# Exercise prompt:
Go through the records below and return each line that has "this" in it.
Records to process section start
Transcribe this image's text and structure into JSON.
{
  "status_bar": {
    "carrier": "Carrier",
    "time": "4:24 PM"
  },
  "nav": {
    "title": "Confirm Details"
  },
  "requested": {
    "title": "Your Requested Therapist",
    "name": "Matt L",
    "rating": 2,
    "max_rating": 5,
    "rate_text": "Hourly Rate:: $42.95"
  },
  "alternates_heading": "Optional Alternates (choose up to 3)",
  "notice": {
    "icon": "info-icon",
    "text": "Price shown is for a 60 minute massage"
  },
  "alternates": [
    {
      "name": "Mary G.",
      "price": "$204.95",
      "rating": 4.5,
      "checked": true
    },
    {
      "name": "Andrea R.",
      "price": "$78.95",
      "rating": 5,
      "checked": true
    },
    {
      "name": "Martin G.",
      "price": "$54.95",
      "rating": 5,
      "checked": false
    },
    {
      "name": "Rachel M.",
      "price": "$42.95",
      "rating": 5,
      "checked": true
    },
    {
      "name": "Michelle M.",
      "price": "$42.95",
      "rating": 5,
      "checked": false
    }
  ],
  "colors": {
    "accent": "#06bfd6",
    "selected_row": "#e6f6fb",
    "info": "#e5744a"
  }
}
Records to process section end
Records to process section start
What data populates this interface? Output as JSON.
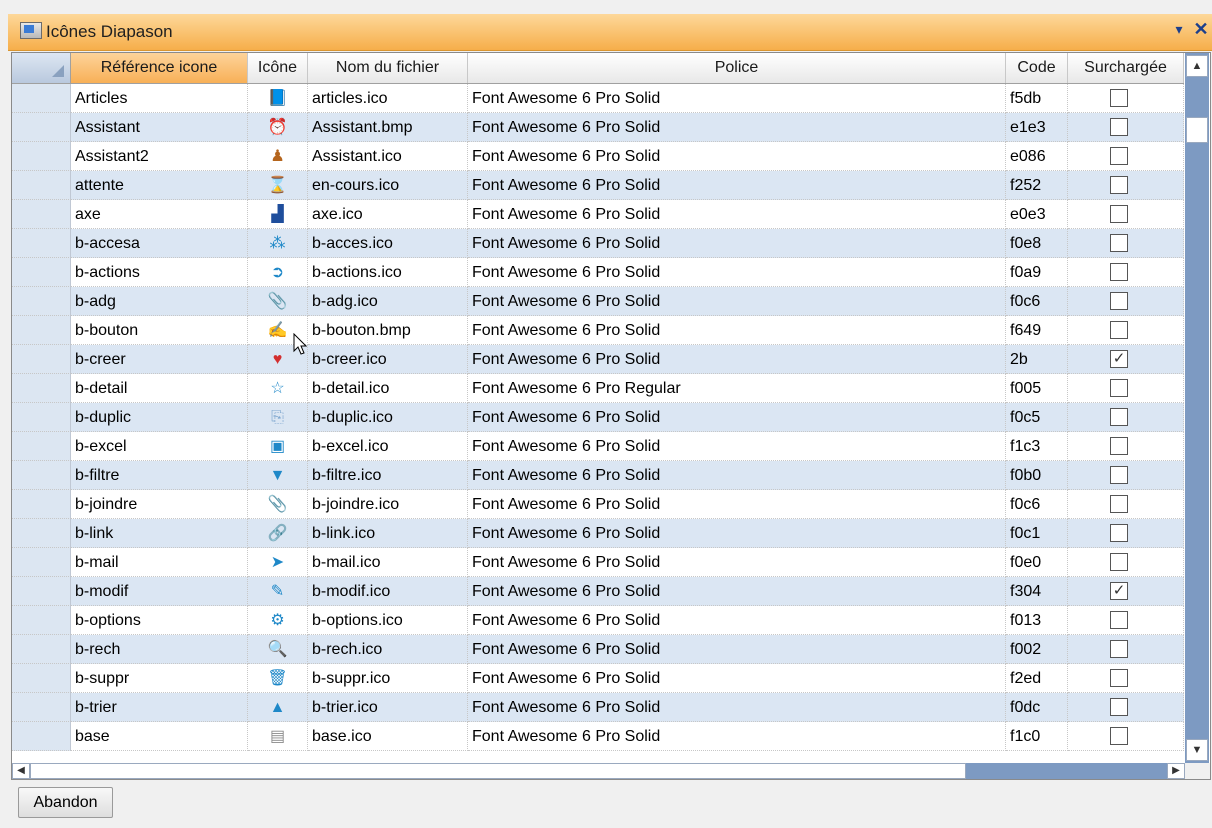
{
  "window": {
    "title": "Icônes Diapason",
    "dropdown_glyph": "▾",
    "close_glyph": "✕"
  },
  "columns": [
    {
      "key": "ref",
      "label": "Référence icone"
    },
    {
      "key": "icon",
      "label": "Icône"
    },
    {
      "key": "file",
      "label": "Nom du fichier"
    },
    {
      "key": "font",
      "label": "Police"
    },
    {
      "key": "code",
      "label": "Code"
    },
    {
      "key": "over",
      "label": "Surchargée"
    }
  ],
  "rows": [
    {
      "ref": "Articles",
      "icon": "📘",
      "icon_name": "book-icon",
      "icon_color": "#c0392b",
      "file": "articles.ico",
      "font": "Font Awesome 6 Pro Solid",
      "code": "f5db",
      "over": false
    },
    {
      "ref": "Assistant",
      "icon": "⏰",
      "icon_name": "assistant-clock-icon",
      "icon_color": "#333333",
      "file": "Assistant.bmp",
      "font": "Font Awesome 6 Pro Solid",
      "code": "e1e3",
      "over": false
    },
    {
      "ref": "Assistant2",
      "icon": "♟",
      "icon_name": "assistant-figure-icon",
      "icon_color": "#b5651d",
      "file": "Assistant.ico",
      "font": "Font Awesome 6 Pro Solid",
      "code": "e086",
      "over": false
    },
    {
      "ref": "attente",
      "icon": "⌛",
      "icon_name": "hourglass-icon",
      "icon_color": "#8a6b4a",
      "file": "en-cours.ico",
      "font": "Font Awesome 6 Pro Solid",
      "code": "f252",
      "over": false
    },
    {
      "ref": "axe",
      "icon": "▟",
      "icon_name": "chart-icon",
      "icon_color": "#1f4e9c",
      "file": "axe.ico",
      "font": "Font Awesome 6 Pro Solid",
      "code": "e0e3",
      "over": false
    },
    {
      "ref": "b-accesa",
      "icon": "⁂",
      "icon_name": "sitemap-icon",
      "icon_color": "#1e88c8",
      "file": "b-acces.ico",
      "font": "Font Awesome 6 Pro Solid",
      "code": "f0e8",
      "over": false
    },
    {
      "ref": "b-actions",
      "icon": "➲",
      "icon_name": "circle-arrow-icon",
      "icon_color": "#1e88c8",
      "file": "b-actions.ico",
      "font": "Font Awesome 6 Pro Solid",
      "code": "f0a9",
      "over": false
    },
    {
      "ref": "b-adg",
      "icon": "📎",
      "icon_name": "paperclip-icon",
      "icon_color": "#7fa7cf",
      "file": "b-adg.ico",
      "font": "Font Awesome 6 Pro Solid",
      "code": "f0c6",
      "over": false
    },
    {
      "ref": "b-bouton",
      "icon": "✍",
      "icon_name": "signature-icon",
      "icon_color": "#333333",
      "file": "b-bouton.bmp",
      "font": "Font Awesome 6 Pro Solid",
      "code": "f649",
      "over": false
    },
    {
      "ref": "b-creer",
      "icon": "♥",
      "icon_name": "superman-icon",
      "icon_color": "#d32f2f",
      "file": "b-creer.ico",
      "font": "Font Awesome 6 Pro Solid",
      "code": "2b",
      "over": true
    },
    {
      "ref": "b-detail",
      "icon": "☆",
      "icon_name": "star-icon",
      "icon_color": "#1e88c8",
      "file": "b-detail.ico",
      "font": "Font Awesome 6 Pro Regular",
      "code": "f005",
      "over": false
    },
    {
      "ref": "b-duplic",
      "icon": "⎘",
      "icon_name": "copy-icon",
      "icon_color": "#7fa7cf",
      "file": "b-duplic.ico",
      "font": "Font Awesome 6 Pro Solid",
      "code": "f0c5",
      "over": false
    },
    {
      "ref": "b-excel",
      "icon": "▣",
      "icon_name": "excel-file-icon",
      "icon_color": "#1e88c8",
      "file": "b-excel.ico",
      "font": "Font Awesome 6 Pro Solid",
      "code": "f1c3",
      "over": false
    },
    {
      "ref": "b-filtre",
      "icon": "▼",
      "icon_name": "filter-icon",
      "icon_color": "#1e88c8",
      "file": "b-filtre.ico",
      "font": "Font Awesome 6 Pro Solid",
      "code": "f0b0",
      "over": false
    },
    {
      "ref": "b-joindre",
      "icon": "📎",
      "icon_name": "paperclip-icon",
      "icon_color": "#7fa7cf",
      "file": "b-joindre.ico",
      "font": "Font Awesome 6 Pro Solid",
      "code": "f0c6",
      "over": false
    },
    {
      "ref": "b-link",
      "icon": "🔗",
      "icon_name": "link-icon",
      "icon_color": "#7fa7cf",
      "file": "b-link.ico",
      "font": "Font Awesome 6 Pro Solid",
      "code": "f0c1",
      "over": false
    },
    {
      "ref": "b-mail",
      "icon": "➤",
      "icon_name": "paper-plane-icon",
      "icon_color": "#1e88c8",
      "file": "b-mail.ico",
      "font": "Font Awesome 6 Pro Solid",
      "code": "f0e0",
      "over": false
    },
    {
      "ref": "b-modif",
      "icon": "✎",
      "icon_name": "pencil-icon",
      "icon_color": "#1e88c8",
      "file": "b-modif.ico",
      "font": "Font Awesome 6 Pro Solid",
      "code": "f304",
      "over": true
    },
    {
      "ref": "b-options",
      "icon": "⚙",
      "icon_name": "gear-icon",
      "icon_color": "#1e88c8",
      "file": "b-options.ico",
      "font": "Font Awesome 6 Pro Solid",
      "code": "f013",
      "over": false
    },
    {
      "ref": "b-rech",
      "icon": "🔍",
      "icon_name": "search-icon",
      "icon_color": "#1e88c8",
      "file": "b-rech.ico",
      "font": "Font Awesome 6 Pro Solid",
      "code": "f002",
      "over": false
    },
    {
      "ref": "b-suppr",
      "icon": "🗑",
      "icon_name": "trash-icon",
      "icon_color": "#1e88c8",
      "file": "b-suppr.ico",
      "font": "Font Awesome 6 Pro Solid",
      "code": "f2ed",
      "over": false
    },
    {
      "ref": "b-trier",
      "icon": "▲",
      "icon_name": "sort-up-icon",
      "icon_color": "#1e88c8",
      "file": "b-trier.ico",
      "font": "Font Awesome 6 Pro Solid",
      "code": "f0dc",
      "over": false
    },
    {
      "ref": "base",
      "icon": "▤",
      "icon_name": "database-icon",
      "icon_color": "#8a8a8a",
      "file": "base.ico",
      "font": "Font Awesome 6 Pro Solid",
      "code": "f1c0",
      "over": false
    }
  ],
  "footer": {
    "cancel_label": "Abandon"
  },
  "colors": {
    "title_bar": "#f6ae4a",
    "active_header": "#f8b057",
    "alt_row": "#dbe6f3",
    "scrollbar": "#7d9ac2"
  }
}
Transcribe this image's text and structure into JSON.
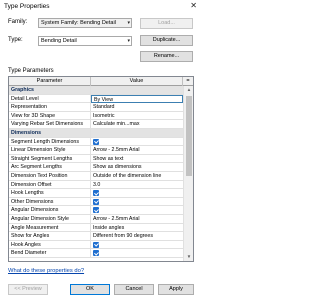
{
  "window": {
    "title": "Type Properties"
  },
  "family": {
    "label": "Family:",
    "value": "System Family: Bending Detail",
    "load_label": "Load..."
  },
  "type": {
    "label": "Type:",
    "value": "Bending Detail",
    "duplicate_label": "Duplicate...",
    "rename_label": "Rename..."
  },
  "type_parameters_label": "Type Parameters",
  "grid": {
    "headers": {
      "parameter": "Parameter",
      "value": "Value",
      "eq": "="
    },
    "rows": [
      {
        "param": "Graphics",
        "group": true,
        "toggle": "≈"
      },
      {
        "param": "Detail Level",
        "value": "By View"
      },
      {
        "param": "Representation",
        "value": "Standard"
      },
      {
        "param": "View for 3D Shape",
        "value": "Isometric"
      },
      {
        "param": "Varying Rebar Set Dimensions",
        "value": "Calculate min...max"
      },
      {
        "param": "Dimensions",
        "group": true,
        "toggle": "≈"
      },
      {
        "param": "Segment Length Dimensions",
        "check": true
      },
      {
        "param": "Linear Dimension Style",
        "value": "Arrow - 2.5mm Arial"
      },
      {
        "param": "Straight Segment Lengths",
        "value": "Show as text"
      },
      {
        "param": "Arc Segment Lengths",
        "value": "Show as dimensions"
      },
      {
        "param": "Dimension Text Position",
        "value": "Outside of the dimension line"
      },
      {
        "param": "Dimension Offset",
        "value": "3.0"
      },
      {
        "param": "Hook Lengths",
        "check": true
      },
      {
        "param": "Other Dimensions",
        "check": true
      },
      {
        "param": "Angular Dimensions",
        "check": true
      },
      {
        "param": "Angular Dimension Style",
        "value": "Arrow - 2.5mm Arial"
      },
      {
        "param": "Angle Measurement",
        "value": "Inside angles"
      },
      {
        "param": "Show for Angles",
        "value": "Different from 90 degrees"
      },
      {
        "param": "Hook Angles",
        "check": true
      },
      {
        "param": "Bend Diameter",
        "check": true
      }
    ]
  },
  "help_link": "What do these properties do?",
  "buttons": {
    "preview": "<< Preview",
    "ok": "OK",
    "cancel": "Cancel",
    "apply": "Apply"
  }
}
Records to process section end
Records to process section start
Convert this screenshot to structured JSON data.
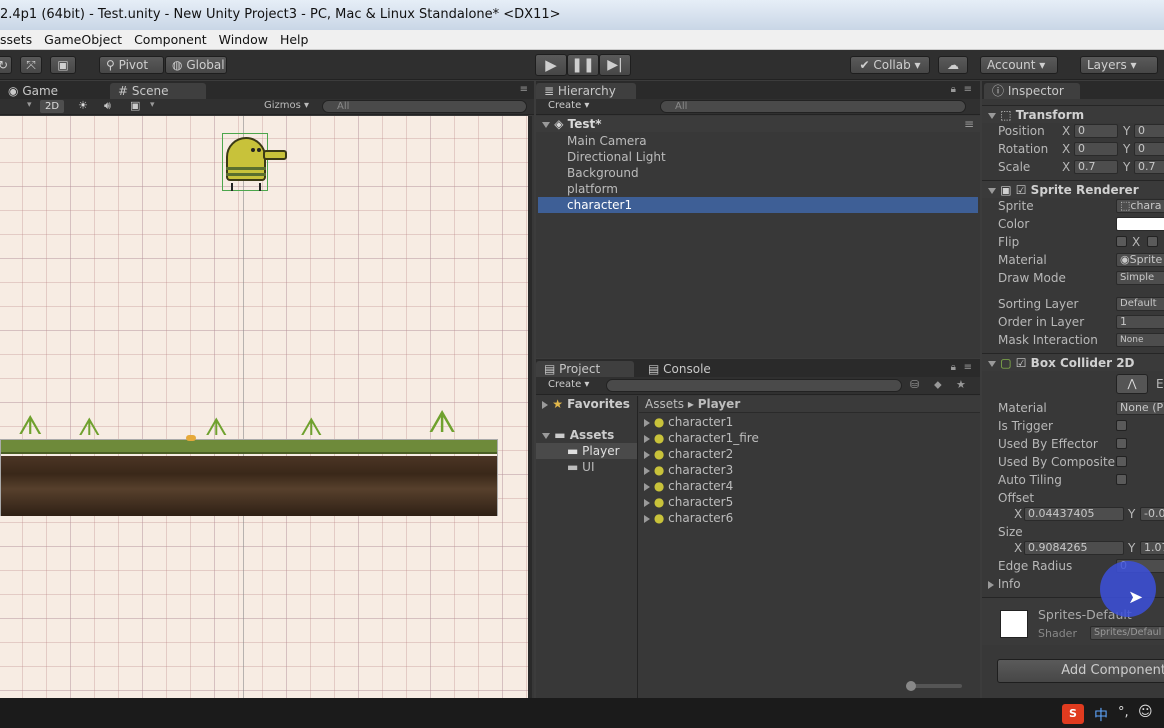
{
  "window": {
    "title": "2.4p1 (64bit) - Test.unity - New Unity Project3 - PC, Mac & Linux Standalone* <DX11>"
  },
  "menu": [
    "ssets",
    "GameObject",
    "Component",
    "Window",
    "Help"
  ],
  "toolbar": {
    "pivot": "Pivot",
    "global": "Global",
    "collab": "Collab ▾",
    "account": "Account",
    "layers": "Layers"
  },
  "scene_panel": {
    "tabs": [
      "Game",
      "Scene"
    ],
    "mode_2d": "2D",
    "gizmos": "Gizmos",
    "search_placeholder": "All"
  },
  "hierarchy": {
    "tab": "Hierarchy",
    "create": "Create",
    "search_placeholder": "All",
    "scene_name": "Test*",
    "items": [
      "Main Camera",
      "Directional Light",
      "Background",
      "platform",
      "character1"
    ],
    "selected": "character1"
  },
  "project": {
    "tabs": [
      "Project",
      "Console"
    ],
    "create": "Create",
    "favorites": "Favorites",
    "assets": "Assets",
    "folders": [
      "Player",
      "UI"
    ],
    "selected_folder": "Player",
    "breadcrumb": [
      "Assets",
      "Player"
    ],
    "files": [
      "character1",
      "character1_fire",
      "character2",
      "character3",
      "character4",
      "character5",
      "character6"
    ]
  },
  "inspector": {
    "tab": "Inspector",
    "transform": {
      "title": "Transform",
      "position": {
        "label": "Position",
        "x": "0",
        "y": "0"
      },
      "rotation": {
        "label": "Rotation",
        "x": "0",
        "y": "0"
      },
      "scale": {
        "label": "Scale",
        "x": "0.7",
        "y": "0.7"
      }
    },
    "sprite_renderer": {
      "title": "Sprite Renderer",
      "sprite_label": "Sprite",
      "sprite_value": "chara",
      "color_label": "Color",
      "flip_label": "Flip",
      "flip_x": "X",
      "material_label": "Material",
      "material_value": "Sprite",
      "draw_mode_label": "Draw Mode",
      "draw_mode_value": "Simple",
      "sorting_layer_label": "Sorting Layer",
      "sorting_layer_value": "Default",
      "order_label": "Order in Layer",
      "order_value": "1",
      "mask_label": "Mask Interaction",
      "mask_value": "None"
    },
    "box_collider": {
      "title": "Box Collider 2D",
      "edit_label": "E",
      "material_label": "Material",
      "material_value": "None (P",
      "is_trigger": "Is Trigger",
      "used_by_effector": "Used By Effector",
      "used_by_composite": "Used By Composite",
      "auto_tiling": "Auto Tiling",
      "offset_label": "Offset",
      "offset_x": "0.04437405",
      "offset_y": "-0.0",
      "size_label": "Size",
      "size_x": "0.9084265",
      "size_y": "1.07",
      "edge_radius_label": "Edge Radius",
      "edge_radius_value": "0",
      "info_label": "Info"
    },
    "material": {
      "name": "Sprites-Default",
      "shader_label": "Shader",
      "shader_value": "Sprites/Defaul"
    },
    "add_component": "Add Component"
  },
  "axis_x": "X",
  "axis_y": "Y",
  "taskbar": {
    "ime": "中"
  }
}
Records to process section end
# Answer space:
Transcribe this image's text and structure into JSON.
What data populates this interface? Output as JSON.
Transcribe this image's text and structure into JSON.
Convert this screenshot to structured JSON data.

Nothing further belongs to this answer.